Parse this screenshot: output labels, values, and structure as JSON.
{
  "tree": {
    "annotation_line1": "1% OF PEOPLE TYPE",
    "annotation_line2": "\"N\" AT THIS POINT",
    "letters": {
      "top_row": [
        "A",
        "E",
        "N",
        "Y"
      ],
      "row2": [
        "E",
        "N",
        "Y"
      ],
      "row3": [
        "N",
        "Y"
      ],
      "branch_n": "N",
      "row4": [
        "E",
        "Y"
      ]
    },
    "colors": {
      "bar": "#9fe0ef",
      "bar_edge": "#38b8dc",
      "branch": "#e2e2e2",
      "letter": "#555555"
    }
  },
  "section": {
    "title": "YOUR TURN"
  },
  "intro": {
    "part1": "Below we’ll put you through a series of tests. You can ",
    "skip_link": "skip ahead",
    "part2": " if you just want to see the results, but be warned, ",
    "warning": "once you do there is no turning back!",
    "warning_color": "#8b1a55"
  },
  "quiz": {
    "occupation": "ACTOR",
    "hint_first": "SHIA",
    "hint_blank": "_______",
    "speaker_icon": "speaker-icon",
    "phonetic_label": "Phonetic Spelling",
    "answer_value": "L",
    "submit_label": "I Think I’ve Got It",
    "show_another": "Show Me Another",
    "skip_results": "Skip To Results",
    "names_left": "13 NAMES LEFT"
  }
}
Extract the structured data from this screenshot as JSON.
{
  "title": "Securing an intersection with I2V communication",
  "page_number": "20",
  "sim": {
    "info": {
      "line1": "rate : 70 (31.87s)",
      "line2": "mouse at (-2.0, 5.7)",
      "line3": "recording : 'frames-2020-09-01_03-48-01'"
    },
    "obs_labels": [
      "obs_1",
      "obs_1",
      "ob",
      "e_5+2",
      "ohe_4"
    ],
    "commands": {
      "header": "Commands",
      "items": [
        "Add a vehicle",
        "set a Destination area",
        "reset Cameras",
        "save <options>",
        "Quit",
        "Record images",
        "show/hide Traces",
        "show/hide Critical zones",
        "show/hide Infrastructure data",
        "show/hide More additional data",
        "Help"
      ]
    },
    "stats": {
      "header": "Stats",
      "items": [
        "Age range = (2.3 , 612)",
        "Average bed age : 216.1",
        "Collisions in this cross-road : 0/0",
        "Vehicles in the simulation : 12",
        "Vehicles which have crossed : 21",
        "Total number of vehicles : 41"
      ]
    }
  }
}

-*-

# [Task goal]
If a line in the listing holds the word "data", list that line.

# [Solution]
Extract the structured data from this screenshot as JSON.
        "show/hide Infrastructure data",
        "show/hide More additional data",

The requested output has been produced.